= Required work =
Your task is to filter the entries and copy every line containing the string "JSON".

= Data items =
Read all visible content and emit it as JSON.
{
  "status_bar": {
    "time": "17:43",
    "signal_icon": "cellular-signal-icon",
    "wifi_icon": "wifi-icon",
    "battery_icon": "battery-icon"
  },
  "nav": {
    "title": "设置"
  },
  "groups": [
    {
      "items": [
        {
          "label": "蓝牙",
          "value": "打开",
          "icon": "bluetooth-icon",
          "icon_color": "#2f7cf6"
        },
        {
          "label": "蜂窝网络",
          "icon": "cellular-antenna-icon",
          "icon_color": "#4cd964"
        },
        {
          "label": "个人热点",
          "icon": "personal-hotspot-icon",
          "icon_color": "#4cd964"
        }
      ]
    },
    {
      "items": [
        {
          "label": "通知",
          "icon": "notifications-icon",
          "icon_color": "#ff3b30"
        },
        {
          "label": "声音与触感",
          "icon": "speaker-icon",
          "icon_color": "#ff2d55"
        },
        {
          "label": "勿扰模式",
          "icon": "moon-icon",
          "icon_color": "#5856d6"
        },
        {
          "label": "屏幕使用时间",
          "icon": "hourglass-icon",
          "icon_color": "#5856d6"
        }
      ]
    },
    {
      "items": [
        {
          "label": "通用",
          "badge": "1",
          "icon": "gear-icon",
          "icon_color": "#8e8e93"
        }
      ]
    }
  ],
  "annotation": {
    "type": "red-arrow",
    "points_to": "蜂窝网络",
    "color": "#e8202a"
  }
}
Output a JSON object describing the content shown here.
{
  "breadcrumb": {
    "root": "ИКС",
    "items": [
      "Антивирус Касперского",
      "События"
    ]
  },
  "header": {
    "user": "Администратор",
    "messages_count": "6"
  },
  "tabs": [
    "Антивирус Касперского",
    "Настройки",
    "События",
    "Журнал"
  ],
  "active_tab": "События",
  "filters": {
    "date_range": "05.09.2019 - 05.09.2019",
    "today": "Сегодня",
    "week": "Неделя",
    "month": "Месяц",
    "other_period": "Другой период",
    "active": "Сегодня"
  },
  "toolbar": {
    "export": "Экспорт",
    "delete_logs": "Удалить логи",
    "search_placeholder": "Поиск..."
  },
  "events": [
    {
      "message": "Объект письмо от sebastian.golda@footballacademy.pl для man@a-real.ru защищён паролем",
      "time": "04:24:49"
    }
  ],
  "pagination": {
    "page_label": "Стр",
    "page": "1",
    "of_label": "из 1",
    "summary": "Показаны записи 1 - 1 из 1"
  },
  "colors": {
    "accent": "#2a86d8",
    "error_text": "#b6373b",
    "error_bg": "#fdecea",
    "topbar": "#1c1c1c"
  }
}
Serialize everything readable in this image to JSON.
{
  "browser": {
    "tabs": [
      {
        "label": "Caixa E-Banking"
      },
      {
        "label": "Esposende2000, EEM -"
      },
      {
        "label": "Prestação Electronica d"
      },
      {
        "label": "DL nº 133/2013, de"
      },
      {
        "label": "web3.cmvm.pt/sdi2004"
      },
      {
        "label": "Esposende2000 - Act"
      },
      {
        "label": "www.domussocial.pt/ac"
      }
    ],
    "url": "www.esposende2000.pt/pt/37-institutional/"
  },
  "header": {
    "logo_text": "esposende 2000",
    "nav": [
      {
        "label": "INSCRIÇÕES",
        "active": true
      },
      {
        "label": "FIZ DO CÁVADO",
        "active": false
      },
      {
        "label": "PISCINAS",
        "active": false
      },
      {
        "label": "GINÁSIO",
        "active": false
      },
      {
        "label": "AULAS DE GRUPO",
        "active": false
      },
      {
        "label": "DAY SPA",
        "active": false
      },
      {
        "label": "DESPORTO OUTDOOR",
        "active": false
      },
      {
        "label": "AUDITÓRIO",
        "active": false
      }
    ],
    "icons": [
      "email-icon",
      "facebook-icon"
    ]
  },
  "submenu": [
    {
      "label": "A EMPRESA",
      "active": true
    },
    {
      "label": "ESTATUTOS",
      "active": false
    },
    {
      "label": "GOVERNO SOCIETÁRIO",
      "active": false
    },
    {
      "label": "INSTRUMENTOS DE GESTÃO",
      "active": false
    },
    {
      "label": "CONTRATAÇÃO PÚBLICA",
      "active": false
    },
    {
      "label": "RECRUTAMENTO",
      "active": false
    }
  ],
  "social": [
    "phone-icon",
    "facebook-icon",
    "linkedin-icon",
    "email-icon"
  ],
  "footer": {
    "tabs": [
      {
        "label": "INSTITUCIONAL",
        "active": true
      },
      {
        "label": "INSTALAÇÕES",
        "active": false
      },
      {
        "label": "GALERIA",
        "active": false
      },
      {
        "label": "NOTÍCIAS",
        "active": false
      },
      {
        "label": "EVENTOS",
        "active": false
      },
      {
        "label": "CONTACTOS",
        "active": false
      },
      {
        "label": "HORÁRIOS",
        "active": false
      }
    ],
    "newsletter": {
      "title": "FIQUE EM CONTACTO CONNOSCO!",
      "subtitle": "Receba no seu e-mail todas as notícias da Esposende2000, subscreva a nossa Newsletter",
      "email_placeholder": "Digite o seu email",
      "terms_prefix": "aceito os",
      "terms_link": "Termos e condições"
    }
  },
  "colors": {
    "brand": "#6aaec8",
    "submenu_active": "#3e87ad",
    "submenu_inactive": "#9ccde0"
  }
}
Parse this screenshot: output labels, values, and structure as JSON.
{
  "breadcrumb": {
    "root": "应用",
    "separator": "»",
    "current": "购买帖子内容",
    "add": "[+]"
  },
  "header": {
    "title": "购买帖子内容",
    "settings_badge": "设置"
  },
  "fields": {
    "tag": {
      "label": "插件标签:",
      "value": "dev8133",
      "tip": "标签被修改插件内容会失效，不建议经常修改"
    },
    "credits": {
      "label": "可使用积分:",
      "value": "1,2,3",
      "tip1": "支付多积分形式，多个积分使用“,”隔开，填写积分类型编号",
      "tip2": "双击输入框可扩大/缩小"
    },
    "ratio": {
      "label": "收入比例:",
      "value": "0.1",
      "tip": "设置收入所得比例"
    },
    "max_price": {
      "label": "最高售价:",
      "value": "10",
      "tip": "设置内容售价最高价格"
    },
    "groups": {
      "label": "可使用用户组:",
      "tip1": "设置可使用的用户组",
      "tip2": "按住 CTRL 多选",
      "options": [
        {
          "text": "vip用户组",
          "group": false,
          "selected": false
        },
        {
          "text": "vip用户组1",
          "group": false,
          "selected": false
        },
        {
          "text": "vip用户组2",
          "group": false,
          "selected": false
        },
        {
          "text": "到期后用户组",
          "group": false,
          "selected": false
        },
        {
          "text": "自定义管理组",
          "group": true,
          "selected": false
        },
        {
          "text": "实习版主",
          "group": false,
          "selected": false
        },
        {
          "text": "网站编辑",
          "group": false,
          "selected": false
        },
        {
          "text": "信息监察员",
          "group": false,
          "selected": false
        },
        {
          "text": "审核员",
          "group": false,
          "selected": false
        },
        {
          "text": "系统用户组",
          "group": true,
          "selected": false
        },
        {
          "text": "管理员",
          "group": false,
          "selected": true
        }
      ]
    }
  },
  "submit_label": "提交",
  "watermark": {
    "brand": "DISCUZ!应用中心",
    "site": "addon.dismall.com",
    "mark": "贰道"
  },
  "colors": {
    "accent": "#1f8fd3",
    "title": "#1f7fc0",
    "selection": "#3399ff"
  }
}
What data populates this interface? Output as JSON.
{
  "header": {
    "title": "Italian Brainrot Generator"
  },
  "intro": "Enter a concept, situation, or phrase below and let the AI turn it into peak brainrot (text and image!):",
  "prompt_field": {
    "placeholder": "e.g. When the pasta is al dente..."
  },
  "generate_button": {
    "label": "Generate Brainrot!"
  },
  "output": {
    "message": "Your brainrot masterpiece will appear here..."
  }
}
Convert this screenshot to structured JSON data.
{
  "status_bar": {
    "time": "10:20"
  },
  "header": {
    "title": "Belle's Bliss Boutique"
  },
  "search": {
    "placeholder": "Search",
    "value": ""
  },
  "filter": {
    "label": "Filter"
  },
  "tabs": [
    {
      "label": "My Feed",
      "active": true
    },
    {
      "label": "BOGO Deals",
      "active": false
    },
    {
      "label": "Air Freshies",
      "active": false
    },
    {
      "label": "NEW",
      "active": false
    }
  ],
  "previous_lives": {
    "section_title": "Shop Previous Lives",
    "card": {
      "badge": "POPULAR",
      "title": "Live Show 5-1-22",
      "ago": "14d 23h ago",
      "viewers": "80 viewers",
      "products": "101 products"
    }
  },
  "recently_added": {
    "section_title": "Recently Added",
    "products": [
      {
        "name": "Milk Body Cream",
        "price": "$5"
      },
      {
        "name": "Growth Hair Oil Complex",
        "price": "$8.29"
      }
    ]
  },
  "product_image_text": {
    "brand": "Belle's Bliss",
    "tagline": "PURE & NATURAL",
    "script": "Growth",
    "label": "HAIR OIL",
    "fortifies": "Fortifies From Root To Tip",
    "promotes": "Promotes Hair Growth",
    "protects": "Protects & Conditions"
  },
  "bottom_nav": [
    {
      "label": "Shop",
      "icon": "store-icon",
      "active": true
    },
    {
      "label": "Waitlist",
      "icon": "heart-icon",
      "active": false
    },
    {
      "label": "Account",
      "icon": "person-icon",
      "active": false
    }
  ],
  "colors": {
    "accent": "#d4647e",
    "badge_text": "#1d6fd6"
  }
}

= The completed task =
Read all visible content and emit it as JSON.
Output a JSON object describing the content shown here.
Serialize everything readable in this image to JSON.
Parse this screenshot: output labels, values, and structure as JSON.
What data populates this interface? Output as JSON.
Convert this screenshot to structured JSON data.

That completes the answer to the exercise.